The pair of Great Crested Grebes who had one chick, and have just kicked it out to fend for itself, are, as I suspected, nesting again, almost in the same place as before on the northeast corner of the island. You can get occasional glimpses of the nest through a gap between two wire baskets.
So there are two grebes' nests now. The one opposite Peter Pan is still going strong, and I saw the pair mating, almost hidden by the leaves of the weeping willow in which they nested.
The first juvenile Black-Headed Gull of the year has turned up at Peter Pan.
These small gulls mature much faster than larger ones such as Herring Gulls, and get fully adult plumage in their second year. Only the colour of their legs and feet gives away their age, as it gradually changes over several years from marmalade to beetroot. Herring Gulls and Lesser Black-Backed Gulls take four years to attain a fully adult appearance.
A Little Owl was again in the first sweet chestnut tree to the west of the nest tree.
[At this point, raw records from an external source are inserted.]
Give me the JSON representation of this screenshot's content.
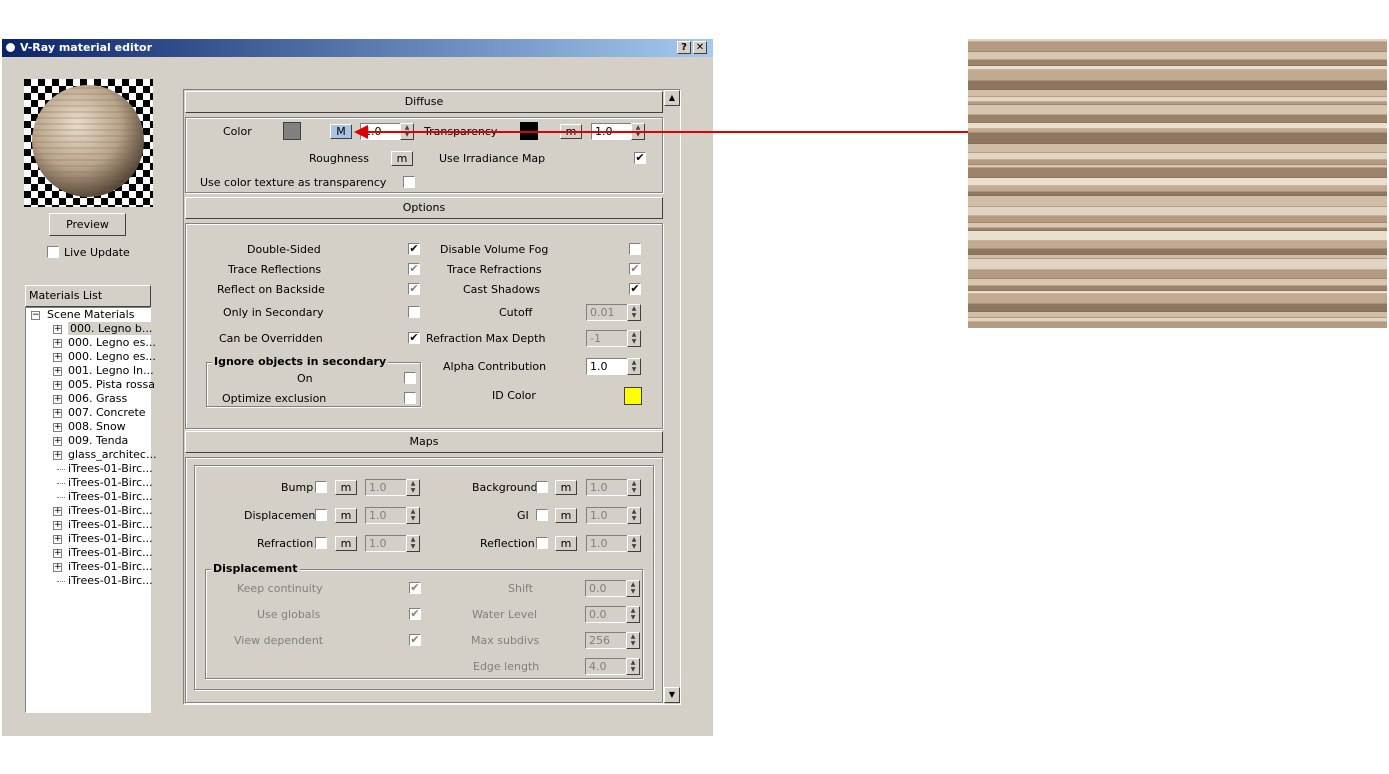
{
  "window": {
    "title": "V-Ray material editor",
    "help_btn": "?",
    "close_btn": "✕"
  },
  "left": {
    "preview_button": "Preview",
    "live_update": {
      "label": "Live Update",
      "checked": false
    },
    "materials_list_title": "Materials List",
    "tree_root": "Scene Materials",
    "tree_items": [
      {
        "label": "000. Legno b...",
        "expandable": true,
        "selected": true
      },
      {
        "label": "000. Legno es...",
        "expandable": true
      },
      {
        "label": "000. Legno es...",
        "expandable": true
      },
      {
        "label": "001. Legno In...",
        "expandable": true
      },
      {
        "label": "005. Pista rossa",
        "expandable": true
      },
      {
        "label": "006. Grass",
        "expandable": true
      },
      {
        "label": "007. Concrete",
        "expandable": true
      },
      {
        "label": "008. Snow",
        "expandable": true
      },
      {
        "label": "009. Tenda",
        "expandable": true
      },
      {
        "label": "glass_architec...",
        "expandable": true
      },
      {
        "label": "iTrees-01-Birc...",
        "expandable": false
      },
      {
        "label": "iTrees-01-Birc...",
        "expandable": false
      },
      {
        "label": "iTrees-01-Birc...",
        "expandable": false
      },
      {
        "label": "iTrees-01-Birc...",
        "expandable": true
      },
      {
        "label": "iTrees-01-Birc...",
        "expandable": true
      },
      {
        "label": "iTrees-01-Birc...",
        "expandable": true
      },
      {
        "label": "iTrees-01-Birc...",
        "expandable": true
      },
      {
        "label": "iTrees-01-Birc...",
        "expandable": true
      },
      {
        "label": "iTrees-01-Birc...",
        "expandable": false
      }
    ]
  },
  "diffuse": {
    "header": "Diffuse",
    "color_label": "Color",
    "color_swatch": "#808080",
    "color_map_btn": "M",
    "color_value": "1.0",
    "transparency_label": "Transparency",
    "transparency_swatch": "#000000",
    "transparency_map_btn": "m",
    "transparency_value": "1.0",
    "roughness_label": "Roughness",
    "roughness_map_btn": "m",
    "use_irradiance_label": "Use Irradiance Map",
    "use_irradiance_checked": "✔",
    "use_color_tex_label": "Use color texture as transparency"
  },
  "options": {
    "header": "Options",
    "double_sided": "Double-Sided",
    "trace_reflections": "Trace Reflections",
    "reflect_backside": "Reflect on Backside",
    "only_secondary": "Only in Secondary",
    "can_be_overridden": "Can be Overridden",
    "disable_volume_fog": "Disable Volume Fog",
    "trace_refractions": "Trace Refractions",
    "cast_shadows": "Cast Shadows",
    "cutoff": "Cutoff",
    "cutoff_value": "0.01",
    "refraction_max_depth": "Refraction Max Depth",
    "refraction_max_depth_value": "-1",
    "ignore_group": "Ignore objects in secondary",
    "on": "On",
    "optimize_exclusion": "Optimize exclusion",
    "alpha_contribution": "Alpha Contribution",
    "alpha_value": "1.0",
    "id_color": "ID Color",
    "id_color_swatch": "#ffff00",
    "check_mark": "✔"
  },
  "maps": {
    "header": "Maps",
    "map_btn": "m",
    "value": "1.0",
    "bump": "Bump",
    "displacement": "Displacement",
    "refraction": "Refraction",
    "background": "Background",
    "gi": "GI",
    "reflection": "Reflection",
    "disp_group": "Displacement",
    "keep_continuity": "Keep continuity",
    "use_globals": "Use globals",
    "view_dependent": "View dependent",
    "shift": "Shift",
    "shift_value": "0.0",
    "water_level": "Water Level",
    "water_level_value": "0.0",
    "max_subdivs": "Max subdivs",
    "max_subdivs_value": "256",
    "edge_length": "Edge length",
    "edge_length_value": "4.0"
  },
  "colors": {
    "arrow": "#e00000",
    "titlebar_start": "#0a246a",
    "titlebar_end": "#a6caf0"
  }
}
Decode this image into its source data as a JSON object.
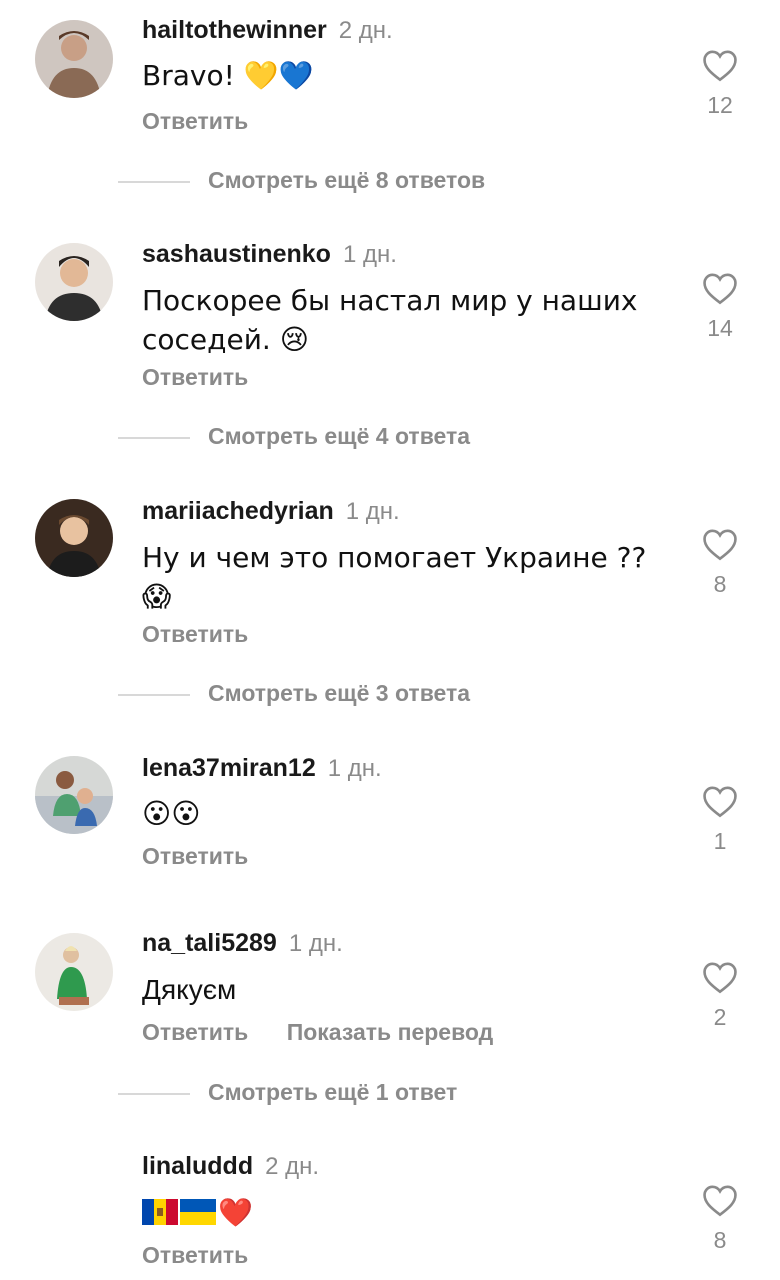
{
  "colors": {
    "meta_gray": "#8a8a8a",
    "divider": "#d8d8d8",
    "text": "#111111"
  },
  "reply_label": "Ответить",
  "comments": [
    {
      "username": "hailtothewinner",
      "time": "2 дн.",
      "text": "Bravo! 💛💙",
      "likes": "12",
      "more_replies": "Смотреть ещё 8 ответов"
    },
    {
      "username": "sashaustinenko",
      "time": "1 дн.",
      "text": "Поскорее бы настал мир у наших соседей. 😢",
      "likes": "14",
      "more_replies": "Смотреть ещё 4 ответа"
    },
    {
      "username": "mariiachedyrian",
      "time": "1 дн.",
      "text": "Ну и чем это помогает Украине ?? 😱",
      "likes": "8",
      "more_replies": "Смотреть ещё 3 ответа"
    },
    {
      "username": "lena37miran12",
      "time": "1 дн.",
      "text": "😮😮",
      "likes": "1"
    },
    {
      "username": "na_tali5289",
      "time": "1 дн.",
      "text": "Дякуєм",
      "likes": "2",
      "translate_label": "Показать перевод",
      "more_replies": "Смотреть ещё 1 ответ"
    },
    {
      "username": "linaluddd",
      "time": "2 дн.",
      "text": "❤️",
      "likes": "8"
    }
  ]
}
It must have been the female, as she is much shyer than her mate and vanishes if you look at her. This time, as soon as she saw people near her tree, she flew fifty yards farther west into the next chestnut tree in the line -- there is a gap in the line here where two of the old trees have died. This is the longest flight I have seen her take. Earlier this morning, one of the Little Owls was heard calling incessantly as if something was annoying it.
The three young Moorhens are still doing well in the Italian Garden pond. Here they have all decided to cry out at once.
The sunlight caught this Egyptian Goose at just the right angle to light up the brilliant iridescent green of its secondary wing feathers.